Skip to main content
ARS Home » Research » Publications at this Location » Publication #160401


item Stommel, John
item Griesbach, Robert

Submitted to: HortScience
Publication Type: Abstract Only
Publication Acceptance Date: 2/15/2004
Publication Date: 5/15/2004
Citation: Stommel, J.R., Griesbach, R.J. 2004. Differential expression of Capsicum anthocyanin structural genes in response to temperature stress [abstract]. HortScience 39(4):867.

Interpretive Summary: No Interpretive Summary needed....this is an Abstract.

Technical Abstract: Anthocyanins contribute to color development in economically important vegetables, fruits and floral crops. Their expression is critical to product sensory quality attributes, potential nutritive value, and stress response.
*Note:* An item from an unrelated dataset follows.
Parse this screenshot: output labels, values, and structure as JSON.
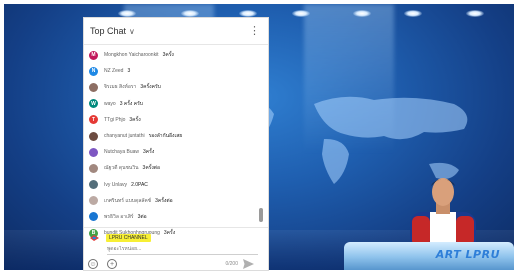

Anthocyanins are synthesized in response to numerous environmental factors including temperature and light stress and pathogen attack. We have developed several Capsicum lines, including '02C27', expressing anthocyanin pigmentation differentially in various tissues (leaf, stem, fruit and flower). HPLC analysis demonstrated that the anthocyanins within the fruit, flower and leaves of Capsicum '02C27' were identical and that the major anthocyanidin was a delphinidin glycoside. Line '02C27' exhibits anthocyanin foliar pigmentation that is accumulated differentially in response to temperature stress. Under unfavorable low temperature (20oC/18oC; day/night), mature Capsicum leaves contained 4.6 times less anthocyanin per gram fresh weight than under high (30oC/ 28oC; day/night) temperatures. Besides containing less anthocyanin in mature leaves, young immature leaves did not develop color as quickly under the lower temperature. Utilizing cloned and sequenced gene fragments of pepper chalcone synthase (CHS), dihydroflavonol 4-reductase (DFR), and anthocyanidin synthase (ANS), we evaluated the role of transcription in regulation of flavonol biosynthesis. Analysis of anthocyanin composition and gene expression data indicated that the block in anthocyanin formation in less pigmented leaves occurred at anthocyanin synthase. This mutant also exhibited reduced flowering and failed to set fruit under high temperature, long day conditions. Conversely, wild type plants displayed normal flowering and fruit set under these conditions.